CDA Shane Dixon’s Remarks on International Day of Persons with Disabilities
Good afternoon, esteemed guests and members of the Somali National Disability Agency.
Today, as we observe the International Day of Persons with Disabilities, we reflect on our collective commitment to advancing the rights and dignity of persons with disabilities, both here in Somalia and around the world.
The United States remains steadfast in its resolve to support and advocate for the rights of persons with disabilities. As U.S. Secretary of State Antony Blinken has stated, we continue to urge governments globally, including Somalia, to engage persons with disabilities in the democratic process, combat discrimination and abuse, and ensure their inclusion in all aspects of life.
I’d like to congratulate the National Disability Agency for drafting a five-year action plan for the Somali. Your effort represents hope and progress in the fight against the disenfranchisement of persons with disabilities, a group that comprises more than one billion people globally. We look forward to incorporating the objectives of your action plan into our ongoing support in Somalia.

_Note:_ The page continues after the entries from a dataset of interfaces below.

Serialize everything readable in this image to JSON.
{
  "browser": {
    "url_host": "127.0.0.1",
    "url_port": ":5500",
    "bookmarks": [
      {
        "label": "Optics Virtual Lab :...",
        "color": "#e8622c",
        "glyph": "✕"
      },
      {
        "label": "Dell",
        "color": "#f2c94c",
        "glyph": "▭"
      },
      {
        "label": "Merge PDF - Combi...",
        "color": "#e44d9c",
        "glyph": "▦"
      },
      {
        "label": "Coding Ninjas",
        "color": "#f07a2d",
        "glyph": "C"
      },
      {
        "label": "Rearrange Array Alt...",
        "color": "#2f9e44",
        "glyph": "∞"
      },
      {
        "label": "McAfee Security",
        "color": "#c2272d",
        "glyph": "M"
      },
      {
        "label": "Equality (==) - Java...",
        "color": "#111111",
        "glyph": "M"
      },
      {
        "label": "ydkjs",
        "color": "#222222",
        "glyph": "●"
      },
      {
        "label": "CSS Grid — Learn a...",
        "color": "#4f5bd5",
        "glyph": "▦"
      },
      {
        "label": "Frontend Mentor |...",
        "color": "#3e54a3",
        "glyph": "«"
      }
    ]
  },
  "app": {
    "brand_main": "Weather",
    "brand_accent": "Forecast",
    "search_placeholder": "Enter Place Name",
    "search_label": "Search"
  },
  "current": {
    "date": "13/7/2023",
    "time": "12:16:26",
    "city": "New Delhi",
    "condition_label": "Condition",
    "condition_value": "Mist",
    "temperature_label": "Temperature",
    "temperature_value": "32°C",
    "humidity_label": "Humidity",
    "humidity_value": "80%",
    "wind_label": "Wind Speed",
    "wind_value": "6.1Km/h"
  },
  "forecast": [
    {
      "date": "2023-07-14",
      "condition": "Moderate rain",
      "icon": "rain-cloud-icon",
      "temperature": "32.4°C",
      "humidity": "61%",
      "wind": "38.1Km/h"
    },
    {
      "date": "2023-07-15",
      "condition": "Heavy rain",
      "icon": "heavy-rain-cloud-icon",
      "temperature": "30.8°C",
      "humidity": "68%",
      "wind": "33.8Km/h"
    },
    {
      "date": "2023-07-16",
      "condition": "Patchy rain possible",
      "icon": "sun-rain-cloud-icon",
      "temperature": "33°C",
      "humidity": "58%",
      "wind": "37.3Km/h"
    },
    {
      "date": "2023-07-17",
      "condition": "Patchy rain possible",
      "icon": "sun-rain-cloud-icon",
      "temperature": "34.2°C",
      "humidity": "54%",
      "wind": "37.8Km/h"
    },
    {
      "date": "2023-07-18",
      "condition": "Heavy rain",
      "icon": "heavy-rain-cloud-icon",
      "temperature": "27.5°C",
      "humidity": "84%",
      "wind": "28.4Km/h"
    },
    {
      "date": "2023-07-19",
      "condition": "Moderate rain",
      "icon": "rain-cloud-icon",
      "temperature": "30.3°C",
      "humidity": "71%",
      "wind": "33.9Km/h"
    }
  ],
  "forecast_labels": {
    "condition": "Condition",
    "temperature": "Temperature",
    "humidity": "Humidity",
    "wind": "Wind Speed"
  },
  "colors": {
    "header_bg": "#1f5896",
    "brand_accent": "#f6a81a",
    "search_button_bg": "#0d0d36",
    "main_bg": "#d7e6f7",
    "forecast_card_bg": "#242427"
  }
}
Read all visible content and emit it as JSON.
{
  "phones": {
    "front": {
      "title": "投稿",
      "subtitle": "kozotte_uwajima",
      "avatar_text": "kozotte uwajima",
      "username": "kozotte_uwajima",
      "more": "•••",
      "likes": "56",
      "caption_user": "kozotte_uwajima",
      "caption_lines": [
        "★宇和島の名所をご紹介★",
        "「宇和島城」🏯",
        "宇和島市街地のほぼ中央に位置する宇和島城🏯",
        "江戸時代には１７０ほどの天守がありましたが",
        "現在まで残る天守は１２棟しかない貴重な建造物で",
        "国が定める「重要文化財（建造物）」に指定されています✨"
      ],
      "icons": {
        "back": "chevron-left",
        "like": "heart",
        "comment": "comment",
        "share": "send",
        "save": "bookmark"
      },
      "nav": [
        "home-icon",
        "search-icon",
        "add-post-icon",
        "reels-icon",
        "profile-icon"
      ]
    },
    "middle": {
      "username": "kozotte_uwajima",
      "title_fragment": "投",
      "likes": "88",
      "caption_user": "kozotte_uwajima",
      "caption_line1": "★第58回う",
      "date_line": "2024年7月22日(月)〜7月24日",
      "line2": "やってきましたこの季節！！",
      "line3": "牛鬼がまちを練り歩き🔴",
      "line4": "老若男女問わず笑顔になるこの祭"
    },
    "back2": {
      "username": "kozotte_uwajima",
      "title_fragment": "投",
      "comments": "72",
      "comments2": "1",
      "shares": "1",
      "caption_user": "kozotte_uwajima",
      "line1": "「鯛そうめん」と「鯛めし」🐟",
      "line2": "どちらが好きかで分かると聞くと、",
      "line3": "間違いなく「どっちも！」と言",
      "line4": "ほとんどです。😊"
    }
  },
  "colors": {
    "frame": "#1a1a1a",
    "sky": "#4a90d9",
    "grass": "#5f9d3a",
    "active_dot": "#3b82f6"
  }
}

The United States is committed to supporting democracy and governance that uplift all citizens, especially the most vulnerable. We believe in a democracy where everyone, irrespective of their abilities, has an equal chance to contribute to their nation’s development. In our assistance programs, we actively promote increased social, economic, and political opportunities for marginalized populations, including persons with disabilities.
For example, USAID’s resilience programing provides life skills training, increased access to credit, and networking opportunities to improve livelihood opportunities for persons with disabilities. Our stabilization activities in newly recovered areas begin with community consensus building activities, and we always ensure that persons with disabilities and other marginalized populations have a seat at the table.
In addition, the United States partnered with the Somali Disability Empowerment Network in our recently concluded Expanding Access to Justice Program. Through this partnership, we supported a legal aid call center, community-based “justice promoters,” and university-based legal aid clinics that provided people with disabilities, among others, assistance in navigating Somalia’s legal system.
Finally, the United States partnered with the Ministry of Education Culture and Higher Education to develop an inclusive education policy. This policy includes implementation strategies to promote disability responsive and inclusive education services. These strategies include guidance on how to establish safe learning environments and strengthen effective school governance that ensures people with disabilities and other marginalized communities feel included.
The United States strives to be a model for diversity, equity, inclusion, and accessibility. We understand that our strength lies in our diversity. The best, most durable, and lasting solutions arise when governments embrace, respect, and integrate diverse perspectives from all communities, including persons with disabilities.
As we move forward, let’s remember that true progress in democracy and governance is measured by how a society treats its most vulnerable members. We look forward to seeing the Somali National Disability Agency’s action plan come to life, bringing greater inclusion, accessibility, and opportunity for persons with disabilities in Somalia.
Thank you for your dedication to this cause, and for inviting me to be a part of this significant day.